I learned belly dance as an improvisational art. That meant we had to remember what we learned in class and practice a lot.
When I finally had to choreography dances as a teacher/company choreographer, I was at a loss. I had to study choreography as a subject. I read everything I could, took classes and workshops and finally, became good at both.
It didn't take long before I realized I was using the same techniques and principals for both. Here are some tips for improvisation – but they are the same tips for choreography!
Wait a few beats before entering. Let the overture pass....(don't use the overture as your entrance music. The overture sets the mood and creates anticipation for the audience).
Play your zills a little backstage to create anticipation for the audience!
Do big movements – preferably spins – in your first sequence to grab the audience and make them want more. You have the audiences attention and interest prior to your entrance. You have to keep it once you are on stage. If they are wowed in the first 15 seconds they will continue to pay attention.
Change when the music changes. Listen to changes in rhythm, tempo, melody and composition. Music is structured in passages, phrases (sentences) and has bridges, flourishes, accents, pauses, crescendos and decrescendos. Use them all!
Compartmentalize the passages and end them with a big dramatic movement that matches the musical end and says, “end” to the eye. I call this closing with a completing movement.
Make sure to move to the end of a held note....don't stop before the music stops.
Recognize the coda and prepare to end on the final note in a great pose!
Learn the various stances and poses of belly dance. You'll use these throughout your dance at the end of each sequence as well as throughout the taksim and drum solo - which are both executed pretty much in place.I have standardized these and you can learn them in my classes.
Do everything on both sides- right and left. But, always come back to center.
Perform to the audience sections: right, left, center and in the round, all around.
Use a mix of angles and levels.
Dance using the walls and corners as your directional markers.
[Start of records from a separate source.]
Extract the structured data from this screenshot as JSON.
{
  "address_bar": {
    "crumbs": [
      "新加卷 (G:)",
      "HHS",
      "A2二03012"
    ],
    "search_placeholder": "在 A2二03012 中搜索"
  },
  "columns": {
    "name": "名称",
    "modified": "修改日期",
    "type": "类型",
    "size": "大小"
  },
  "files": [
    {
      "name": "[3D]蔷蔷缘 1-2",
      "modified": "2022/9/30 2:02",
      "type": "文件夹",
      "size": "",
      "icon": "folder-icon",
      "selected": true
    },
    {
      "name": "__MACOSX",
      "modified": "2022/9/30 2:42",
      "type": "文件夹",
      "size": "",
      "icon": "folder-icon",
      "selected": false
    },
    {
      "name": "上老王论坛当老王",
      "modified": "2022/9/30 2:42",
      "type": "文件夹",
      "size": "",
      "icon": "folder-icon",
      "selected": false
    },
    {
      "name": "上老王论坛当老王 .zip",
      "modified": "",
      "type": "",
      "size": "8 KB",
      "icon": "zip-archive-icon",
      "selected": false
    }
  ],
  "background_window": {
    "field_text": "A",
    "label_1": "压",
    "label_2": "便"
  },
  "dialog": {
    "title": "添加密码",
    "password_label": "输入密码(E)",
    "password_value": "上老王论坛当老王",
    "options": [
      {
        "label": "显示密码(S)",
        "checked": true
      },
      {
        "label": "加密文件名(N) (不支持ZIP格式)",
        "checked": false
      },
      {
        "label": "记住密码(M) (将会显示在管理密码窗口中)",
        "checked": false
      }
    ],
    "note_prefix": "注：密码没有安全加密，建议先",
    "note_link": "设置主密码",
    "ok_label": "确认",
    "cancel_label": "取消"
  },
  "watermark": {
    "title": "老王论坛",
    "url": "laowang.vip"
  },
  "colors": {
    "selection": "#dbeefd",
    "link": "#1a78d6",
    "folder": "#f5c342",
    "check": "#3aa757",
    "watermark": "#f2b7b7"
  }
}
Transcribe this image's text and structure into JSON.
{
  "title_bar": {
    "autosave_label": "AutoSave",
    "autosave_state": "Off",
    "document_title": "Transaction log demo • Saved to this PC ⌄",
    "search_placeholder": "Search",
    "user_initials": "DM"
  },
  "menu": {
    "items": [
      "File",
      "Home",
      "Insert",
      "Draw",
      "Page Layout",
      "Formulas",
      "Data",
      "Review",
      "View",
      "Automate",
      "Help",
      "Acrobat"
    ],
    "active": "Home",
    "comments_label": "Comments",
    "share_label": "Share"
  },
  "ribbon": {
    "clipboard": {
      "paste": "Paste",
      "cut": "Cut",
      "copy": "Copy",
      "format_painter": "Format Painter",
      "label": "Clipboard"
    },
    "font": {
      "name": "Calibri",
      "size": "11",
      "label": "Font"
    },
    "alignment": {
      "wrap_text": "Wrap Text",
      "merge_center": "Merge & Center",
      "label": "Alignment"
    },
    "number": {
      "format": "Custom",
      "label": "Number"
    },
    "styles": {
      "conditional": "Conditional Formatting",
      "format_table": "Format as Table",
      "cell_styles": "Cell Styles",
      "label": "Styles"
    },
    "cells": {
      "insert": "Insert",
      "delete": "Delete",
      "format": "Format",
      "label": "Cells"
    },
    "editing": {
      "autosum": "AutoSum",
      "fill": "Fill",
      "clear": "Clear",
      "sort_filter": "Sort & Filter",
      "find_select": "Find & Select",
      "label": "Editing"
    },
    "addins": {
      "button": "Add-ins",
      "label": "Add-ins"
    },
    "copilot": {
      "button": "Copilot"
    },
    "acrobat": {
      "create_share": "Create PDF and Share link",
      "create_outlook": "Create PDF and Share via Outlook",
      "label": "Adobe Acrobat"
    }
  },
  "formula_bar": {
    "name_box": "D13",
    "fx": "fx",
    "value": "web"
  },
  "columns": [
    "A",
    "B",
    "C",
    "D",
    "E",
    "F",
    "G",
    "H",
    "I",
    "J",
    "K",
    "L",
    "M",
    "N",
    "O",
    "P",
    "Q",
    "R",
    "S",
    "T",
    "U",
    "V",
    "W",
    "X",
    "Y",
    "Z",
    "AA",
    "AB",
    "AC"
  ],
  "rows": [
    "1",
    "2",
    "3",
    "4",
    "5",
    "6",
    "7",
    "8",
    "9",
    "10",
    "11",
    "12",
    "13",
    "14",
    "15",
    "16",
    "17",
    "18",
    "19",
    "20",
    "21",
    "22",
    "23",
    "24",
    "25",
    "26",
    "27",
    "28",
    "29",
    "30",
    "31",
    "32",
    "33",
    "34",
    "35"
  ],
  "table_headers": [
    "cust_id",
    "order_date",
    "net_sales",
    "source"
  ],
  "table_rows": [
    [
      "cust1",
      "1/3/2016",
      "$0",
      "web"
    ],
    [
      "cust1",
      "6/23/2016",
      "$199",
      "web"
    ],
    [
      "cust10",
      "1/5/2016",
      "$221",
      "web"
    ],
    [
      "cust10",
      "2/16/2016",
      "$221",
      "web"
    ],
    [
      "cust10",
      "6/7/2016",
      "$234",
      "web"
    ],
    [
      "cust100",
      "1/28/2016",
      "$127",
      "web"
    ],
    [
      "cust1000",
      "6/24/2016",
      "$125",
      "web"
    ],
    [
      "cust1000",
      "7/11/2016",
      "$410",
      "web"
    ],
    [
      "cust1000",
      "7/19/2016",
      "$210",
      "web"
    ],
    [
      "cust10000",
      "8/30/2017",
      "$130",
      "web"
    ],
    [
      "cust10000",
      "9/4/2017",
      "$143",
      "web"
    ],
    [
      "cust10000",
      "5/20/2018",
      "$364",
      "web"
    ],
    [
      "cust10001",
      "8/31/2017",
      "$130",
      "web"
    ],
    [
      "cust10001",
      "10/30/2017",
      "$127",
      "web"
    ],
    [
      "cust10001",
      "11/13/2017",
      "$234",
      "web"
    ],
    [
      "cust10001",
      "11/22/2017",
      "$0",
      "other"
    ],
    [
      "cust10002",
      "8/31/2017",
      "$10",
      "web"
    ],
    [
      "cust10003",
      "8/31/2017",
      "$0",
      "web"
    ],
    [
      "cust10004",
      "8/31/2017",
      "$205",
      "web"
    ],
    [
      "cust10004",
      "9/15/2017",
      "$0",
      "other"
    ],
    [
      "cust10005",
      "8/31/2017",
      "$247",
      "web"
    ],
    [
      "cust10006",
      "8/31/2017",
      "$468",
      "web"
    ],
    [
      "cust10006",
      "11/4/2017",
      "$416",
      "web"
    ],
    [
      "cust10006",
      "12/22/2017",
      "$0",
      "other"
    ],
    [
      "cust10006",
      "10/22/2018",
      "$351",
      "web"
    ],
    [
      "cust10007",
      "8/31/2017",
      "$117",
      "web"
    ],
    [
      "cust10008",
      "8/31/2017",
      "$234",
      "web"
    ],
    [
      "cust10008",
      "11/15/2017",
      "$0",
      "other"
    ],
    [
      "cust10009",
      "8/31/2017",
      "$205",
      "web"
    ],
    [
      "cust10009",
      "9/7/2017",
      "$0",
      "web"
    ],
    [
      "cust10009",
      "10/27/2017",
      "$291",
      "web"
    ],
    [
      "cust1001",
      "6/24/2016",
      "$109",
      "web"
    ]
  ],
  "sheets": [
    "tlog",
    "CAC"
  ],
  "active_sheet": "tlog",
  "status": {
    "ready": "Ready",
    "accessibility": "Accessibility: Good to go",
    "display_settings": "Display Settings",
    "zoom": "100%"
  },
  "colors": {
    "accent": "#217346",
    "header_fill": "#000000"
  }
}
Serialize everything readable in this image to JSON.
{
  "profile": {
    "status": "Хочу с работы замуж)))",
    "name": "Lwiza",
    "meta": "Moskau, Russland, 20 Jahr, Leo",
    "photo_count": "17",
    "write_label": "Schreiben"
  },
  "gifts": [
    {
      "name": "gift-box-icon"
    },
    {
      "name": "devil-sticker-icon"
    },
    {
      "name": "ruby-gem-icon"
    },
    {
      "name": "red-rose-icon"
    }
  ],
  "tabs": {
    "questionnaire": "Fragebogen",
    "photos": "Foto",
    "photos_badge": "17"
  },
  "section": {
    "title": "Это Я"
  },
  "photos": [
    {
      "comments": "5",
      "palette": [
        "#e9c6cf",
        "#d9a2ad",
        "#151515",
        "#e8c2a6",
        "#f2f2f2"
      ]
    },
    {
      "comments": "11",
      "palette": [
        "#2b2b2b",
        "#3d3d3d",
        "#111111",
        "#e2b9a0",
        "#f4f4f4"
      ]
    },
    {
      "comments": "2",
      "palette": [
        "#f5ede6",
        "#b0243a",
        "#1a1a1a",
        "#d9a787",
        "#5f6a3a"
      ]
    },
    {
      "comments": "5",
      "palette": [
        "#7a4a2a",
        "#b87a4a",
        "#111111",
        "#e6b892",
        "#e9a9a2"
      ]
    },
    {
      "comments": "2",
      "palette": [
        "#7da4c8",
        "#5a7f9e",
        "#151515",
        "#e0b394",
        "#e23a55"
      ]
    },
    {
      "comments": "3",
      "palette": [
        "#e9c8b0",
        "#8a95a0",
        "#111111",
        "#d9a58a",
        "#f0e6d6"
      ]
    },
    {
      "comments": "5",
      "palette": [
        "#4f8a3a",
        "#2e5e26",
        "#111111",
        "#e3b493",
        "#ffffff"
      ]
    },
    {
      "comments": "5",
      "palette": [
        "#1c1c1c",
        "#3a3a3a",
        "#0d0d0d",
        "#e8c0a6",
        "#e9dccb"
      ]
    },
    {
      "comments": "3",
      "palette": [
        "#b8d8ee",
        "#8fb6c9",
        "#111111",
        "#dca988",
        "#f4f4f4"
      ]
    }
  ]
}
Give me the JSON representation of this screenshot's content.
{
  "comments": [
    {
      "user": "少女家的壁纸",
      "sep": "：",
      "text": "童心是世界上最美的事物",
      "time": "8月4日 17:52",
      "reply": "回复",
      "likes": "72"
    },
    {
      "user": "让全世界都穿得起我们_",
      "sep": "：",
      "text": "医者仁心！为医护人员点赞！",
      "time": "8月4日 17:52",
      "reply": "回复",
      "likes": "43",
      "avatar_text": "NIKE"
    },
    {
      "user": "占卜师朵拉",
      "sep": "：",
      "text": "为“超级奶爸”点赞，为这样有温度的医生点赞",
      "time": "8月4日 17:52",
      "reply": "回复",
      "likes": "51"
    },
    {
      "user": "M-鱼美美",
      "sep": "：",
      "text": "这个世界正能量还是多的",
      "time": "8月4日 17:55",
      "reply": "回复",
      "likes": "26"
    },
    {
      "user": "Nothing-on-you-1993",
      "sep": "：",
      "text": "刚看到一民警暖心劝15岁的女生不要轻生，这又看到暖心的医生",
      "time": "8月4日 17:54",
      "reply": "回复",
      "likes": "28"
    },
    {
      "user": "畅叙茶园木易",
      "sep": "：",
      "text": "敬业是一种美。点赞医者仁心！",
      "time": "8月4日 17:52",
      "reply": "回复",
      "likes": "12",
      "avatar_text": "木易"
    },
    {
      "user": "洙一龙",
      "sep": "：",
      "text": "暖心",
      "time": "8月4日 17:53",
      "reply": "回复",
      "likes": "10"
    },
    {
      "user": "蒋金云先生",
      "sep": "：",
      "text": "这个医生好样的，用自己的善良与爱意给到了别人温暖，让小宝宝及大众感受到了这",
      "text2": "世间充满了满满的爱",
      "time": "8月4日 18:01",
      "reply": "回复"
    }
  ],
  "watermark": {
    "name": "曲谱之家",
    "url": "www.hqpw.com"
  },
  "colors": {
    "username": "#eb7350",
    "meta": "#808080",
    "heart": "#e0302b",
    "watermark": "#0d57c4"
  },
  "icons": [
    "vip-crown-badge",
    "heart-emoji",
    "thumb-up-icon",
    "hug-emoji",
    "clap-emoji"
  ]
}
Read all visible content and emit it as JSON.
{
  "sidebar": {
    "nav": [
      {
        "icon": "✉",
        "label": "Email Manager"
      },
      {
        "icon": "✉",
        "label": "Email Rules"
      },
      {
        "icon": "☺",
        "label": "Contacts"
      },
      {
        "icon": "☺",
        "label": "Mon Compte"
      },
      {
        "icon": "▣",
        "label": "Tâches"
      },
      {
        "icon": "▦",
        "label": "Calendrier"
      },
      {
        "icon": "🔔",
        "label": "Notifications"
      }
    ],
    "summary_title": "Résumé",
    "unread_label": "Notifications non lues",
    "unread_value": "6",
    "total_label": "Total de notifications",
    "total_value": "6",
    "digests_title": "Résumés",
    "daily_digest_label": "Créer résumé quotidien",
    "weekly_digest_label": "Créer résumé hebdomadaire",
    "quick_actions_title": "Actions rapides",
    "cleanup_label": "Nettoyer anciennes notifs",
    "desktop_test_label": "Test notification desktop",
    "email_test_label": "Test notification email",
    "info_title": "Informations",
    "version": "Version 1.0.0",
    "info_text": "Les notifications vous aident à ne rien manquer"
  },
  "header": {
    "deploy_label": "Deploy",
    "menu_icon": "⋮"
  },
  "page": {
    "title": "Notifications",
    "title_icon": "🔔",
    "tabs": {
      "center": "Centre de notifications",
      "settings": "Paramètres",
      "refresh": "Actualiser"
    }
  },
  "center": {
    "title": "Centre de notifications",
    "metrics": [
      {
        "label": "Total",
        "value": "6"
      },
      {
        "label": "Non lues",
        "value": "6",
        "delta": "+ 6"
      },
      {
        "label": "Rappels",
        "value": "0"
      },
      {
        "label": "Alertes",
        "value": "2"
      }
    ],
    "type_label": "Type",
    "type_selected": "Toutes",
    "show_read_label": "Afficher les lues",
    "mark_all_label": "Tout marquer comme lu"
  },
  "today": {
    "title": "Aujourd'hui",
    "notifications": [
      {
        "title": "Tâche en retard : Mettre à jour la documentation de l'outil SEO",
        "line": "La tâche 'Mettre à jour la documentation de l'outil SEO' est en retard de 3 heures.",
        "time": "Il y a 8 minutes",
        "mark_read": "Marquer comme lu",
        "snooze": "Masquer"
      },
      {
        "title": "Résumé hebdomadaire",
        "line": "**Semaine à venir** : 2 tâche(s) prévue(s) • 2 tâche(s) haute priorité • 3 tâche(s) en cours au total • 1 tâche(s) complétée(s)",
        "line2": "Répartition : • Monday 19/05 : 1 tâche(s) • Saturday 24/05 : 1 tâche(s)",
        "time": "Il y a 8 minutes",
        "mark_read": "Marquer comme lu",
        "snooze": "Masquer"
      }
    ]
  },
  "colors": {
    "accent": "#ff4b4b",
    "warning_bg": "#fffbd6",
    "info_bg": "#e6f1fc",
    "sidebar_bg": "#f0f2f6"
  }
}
Don’t forget the flourishes in the music – give them life! They are an opportunity to give your dance panache!
The Opening and Finale are the bread;the veil, taksim and drum solo are the meat (or veggies) and the most important part of the dance: become very good at each one of these.
The bridges are transitions; use them as moments for introducing the next section.
Be predictable but not too predictable.
Use symmetry and asymmetry.
Save your best and biggest grandest movements/sequencs for the last.
Bow and make your exit as grand and memorable as your entrance. Leave them breathless:)
Have fun and dance from the heart!